“It starts very slow and then gets very fast,” Bates noted. “It’s very powerful operatic music. But we don’t have an unusual ending I’m afraid. We can’t die on the ice anymore so we’ll have to think of something memorable.”
“The two compulsory dances are the hardest we’ve ever done,” Bates noted. “We’ve had our hands full learning the Golden Waltz and the Tango Romantica. We haven’t had the luxury of competing either of them before like some of the older teams.”
“They’re both really challenging,” Samuelson explained. “The Golden Waltz is a very fast paced dance. The steps are so intricate that it’s taking us a long time to get used to switching edges. We’re doing a lot of repetitions to get as smooth as we can, at least 45 minutes every day.”
“We’ve done a lot of Latin compulsories,” she continued, “but the Tango Romantica has a lot of different steps and is a lot faster than the other tangos.”
“It’s supposed to be a romantic and sultry relationship, not angry like some of the dances,” Bates noted. “It’s hard to get the right expression when you’re concentrating on the steps and worrying about standing up. It’s a real challenge.”
“I think the compulsories will separate the good teams from the great teams this year,” Bates added. “It’s easy to have a great free dance with some crazy lifts, but you can really see the rudimentary skating steps and techniques in the compulsory dances. I guess this is the last time we’ll see them.”
Samuelson and Bates are still using their exhibition program to the Bee Gees’ You Should Be Dancing.
“We had it last year and thought we’d only use it at Nationals,” Bates said. “But then we did it at Four Continents and Worlds and some shows like Skate for Hope so we need a new one.”
The duo start off the season with Trophée Eric Bompard, the first ISU Grand Prix event and finish with Skate Canada, the last one.
“It’s nice because we get to start out amid the elegance of Paris and finish where we can drive from our rink,” Bates said. “We’ve never been to Paris so we’re really looking forward to it. The other advantage is that we have the most time between Grand Prixs to make improvements after we see the protocols from Paris.”
“Like everyone else, we want to go to the Olympics in Vancouver and make the World team again,” he added, “but we’re focusing on gaining experience at the senior level. Next season, we’ll have a lot of different teams to compete against since so many will leave after the Olympics.”
“We know that every competition will be very tough as everyone tries to peak for the Olympics,” he noted. “Then at the Olympics everyone goes crazy.
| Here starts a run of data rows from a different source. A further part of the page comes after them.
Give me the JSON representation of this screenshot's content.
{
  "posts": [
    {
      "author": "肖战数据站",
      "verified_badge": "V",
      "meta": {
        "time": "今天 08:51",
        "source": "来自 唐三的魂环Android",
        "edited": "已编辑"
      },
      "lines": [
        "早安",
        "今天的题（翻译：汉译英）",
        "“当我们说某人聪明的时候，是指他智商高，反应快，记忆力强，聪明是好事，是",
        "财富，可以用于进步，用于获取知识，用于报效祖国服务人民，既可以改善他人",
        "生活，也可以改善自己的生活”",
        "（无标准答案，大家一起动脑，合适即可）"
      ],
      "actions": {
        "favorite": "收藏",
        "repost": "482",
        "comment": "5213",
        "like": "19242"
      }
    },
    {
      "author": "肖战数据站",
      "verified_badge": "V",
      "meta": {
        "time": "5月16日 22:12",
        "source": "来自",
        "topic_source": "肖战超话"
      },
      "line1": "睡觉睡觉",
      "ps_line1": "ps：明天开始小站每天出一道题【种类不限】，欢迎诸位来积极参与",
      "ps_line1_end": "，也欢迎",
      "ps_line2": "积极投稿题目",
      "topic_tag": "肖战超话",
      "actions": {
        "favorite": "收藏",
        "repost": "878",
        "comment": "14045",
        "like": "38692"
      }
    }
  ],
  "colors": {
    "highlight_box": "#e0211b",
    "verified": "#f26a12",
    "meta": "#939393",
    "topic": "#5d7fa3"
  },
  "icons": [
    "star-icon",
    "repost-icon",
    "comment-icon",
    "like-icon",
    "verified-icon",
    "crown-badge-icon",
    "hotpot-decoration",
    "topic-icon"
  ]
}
But we’ll be going for 2014 so we have lots of time.”
Both skaters are sophomores at the University of Michigan, almost walking distance from their rink. Samuelson got a jump on the school year by taking a macroeconomics course this summer when she didn’t have to leave school for competitions.